BRIEF: Each line in the entries below that holds the string "gear" must be copied.

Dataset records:

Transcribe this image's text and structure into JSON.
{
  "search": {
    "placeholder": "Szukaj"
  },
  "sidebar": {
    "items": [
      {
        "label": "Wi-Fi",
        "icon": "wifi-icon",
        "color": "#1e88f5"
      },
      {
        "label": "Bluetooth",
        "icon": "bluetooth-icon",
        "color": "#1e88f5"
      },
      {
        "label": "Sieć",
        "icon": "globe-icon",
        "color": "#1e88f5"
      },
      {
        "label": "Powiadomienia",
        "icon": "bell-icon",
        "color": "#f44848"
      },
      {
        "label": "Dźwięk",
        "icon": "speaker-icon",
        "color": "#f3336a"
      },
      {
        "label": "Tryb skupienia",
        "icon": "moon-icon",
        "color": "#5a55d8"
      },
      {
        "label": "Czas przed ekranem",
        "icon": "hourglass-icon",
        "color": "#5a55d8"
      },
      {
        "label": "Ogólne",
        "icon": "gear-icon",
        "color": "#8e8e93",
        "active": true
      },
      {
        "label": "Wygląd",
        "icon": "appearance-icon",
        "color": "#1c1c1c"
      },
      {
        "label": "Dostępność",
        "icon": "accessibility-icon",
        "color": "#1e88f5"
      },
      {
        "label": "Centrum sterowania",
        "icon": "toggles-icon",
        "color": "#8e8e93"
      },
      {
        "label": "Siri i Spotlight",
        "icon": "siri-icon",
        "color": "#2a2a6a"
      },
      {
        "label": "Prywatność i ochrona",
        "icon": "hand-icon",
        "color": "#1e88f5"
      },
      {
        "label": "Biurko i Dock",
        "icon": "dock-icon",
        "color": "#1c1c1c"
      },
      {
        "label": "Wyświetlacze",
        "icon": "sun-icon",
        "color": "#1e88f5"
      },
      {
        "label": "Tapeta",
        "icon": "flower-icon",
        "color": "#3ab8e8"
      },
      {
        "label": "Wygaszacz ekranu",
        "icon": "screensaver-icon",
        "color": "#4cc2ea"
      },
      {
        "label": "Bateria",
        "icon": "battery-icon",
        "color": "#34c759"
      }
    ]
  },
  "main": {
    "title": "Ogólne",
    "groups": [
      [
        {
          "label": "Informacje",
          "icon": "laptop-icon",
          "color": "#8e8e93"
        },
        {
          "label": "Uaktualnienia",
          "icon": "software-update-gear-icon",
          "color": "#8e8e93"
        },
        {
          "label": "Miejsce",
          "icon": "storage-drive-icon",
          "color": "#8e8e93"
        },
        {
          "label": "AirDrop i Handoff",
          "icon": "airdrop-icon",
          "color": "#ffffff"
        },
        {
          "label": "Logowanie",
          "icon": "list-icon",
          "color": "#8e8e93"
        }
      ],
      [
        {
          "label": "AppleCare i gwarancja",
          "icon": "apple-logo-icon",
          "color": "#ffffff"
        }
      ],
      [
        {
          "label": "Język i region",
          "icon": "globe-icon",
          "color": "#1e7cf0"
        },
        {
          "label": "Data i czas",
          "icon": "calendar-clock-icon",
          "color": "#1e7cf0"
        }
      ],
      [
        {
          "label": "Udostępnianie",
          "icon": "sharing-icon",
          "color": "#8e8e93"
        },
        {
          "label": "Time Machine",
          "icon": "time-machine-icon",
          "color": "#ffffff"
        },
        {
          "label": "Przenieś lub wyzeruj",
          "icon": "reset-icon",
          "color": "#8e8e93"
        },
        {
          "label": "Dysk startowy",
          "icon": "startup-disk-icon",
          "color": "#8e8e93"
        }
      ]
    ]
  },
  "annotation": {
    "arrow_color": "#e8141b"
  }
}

WRITTEN SOLUTION:
        "icon": "gear-icon",
          "icon": "software-update-gear-icon",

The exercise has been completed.